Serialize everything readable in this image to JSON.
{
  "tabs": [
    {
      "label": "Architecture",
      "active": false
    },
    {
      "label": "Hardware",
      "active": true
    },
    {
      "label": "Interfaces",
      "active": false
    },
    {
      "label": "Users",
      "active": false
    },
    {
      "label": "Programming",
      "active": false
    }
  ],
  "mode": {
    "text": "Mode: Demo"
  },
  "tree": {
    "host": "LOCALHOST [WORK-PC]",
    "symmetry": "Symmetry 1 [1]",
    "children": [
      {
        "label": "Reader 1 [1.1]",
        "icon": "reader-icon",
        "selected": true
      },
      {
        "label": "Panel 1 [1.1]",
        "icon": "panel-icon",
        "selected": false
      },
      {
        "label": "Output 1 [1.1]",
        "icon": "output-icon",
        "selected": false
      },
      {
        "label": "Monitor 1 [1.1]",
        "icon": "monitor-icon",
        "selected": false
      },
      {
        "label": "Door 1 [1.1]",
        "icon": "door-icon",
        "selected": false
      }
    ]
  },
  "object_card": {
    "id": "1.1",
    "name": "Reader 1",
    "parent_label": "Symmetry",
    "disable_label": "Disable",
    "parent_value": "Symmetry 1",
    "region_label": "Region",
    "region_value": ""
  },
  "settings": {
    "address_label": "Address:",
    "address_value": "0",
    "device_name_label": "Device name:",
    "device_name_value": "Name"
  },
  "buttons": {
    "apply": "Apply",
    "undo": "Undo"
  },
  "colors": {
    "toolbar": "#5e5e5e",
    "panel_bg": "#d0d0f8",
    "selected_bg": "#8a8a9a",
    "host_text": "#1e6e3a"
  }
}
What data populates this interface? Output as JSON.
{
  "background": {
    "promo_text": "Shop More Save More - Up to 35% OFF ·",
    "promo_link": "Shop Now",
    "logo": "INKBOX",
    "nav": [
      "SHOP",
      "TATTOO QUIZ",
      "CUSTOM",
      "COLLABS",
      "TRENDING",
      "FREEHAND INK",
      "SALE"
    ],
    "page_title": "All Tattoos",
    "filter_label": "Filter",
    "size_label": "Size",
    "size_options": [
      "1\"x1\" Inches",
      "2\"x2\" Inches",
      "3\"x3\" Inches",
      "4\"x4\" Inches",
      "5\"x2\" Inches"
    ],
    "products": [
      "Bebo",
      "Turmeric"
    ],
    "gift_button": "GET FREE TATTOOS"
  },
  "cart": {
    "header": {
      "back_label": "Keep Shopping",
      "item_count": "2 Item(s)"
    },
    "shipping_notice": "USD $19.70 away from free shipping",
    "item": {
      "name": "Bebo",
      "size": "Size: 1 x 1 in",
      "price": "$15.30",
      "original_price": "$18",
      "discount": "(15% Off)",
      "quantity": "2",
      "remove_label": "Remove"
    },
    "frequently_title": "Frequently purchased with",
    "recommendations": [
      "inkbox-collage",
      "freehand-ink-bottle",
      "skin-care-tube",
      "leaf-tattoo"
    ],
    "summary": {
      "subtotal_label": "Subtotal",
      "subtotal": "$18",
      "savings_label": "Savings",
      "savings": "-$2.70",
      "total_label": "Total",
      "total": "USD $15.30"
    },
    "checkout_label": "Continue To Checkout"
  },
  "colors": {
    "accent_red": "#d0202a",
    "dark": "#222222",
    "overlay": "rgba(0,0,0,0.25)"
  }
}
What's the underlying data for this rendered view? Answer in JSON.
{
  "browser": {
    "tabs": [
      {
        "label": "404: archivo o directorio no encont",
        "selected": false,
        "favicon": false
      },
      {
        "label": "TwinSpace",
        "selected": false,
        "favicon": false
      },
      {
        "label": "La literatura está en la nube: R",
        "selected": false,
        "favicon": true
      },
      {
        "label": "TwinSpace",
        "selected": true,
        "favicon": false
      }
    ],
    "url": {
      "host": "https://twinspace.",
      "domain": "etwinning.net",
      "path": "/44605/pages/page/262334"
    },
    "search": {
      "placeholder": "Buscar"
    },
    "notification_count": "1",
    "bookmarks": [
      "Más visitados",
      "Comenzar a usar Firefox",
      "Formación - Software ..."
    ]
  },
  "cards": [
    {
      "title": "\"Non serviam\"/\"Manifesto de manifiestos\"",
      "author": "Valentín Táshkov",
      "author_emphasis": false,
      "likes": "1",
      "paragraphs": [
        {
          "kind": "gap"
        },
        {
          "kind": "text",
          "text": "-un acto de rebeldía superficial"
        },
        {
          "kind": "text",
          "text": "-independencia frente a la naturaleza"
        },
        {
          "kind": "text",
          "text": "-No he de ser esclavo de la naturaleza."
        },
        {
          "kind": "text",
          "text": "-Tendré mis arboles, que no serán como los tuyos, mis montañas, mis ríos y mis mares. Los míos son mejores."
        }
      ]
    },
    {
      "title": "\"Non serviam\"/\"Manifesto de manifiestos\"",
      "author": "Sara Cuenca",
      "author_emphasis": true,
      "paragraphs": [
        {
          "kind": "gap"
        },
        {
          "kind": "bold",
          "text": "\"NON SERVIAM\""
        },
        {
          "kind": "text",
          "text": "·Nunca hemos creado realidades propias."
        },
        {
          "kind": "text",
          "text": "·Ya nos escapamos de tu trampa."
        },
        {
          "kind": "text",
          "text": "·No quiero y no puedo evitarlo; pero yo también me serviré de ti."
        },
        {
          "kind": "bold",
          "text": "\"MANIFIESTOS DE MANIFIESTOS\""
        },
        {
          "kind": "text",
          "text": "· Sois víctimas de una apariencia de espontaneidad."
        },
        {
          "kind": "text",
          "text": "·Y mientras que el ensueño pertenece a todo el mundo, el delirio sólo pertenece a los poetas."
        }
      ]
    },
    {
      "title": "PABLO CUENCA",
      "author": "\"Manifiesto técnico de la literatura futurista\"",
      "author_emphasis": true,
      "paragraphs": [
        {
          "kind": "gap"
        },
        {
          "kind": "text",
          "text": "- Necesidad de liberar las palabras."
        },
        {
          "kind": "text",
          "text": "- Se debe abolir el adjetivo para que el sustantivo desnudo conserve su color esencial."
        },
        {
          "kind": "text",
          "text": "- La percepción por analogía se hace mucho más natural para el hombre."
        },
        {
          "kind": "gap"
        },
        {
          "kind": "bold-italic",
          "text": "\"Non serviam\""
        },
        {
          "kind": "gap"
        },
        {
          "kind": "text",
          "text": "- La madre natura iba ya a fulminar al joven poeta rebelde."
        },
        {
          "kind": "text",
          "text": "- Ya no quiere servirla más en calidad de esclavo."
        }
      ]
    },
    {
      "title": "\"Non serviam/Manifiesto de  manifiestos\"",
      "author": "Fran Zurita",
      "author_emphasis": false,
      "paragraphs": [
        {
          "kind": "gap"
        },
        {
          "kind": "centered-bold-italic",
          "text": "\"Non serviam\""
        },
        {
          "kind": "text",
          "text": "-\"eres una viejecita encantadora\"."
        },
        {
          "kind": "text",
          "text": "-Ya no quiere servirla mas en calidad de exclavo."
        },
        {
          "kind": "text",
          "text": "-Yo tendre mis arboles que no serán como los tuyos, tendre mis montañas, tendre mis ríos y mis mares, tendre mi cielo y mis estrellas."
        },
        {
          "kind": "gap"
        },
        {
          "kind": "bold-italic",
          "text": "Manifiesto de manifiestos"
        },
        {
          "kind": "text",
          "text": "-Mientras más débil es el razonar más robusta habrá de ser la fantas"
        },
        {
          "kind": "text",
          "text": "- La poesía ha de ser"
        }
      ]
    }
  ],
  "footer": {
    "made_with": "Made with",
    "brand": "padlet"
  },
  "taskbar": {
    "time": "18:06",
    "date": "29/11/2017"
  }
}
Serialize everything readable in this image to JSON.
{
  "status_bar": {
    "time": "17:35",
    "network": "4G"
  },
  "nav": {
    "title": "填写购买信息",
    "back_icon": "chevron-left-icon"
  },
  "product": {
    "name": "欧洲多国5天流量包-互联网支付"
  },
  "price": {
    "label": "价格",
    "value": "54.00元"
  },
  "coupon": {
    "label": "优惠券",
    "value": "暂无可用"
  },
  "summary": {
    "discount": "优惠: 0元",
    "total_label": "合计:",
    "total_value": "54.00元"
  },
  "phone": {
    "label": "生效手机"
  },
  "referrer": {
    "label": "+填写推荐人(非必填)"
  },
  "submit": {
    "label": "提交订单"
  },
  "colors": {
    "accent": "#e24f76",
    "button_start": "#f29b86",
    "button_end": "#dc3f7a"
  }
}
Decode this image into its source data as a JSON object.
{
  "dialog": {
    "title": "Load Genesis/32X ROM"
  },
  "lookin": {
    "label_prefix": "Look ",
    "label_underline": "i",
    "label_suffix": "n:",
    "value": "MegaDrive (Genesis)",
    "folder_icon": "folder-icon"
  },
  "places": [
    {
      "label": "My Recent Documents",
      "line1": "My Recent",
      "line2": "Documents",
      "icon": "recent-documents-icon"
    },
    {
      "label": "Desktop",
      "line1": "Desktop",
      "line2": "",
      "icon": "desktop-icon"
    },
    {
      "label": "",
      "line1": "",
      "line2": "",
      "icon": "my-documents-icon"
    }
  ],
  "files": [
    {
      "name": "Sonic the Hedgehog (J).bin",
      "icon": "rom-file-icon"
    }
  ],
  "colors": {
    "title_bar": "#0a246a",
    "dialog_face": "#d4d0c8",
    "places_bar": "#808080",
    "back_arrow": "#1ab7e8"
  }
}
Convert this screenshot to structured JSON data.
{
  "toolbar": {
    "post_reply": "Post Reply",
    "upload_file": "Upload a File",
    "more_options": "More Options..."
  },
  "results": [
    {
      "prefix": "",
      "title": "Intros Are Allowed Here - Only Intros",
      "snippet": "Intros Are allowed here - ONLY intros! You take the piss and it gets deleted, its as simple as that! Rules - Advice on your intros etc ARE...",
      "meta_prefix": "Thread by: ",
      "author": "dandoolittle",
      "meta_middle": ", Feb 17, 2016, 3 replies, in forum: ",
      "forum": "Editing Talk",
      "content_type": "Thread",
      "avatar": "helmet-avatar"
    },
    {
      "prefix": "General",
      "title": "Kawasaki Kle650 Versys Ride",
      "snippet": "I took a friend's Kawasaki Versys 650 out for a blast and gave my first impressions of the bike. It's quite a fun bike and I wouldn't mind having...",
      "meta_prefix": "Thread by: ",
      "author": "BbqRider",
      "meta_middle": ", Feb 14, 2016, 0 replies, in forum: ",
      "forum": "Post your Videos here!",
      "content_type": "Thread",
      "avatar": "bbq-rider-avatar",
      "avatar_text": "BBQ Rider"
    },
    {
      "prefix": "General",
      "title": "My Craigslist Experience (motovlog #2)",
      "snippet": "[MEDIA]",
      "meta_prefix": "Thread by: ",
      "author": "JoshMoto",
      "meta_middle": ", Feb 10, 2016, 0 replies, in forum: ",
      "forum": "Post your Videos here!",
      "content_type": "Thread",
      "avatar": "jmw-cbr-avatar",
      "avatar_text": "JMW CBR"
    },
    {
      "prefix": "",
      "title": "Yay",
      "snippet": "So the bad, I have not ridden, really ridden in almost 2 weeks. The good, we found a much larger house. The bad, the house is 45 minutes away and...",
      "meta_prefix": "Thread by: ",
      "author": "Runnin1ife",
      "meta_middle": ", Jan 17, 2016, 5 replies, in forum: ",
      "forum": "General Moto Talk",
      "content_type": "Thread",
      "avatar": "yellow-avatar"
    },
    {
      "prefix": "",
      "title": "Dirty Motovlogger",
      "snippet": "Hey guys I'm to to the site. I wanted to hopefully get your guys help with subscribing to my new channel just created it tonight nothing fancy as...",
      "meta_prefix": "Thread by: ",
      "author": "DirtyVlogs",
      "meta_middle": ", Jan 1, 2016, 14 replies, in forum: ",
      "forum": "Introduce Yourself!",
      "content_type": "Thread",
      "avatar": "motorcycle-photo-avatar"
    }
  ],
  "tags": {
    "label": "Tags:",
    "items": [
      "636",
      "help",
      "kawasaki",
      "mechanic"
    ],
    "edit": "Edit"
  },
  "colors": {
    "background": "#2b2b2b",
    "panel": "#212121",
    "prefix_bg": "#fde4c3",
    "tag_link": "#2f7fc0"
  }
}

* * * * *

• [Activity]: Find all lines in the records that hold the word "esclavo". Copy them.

• [Result for this task]:
          "text": "-No he de ser esclavo de la naturaleza."
          "text": "- Ya no quiere servirla más en calidad de esclavo."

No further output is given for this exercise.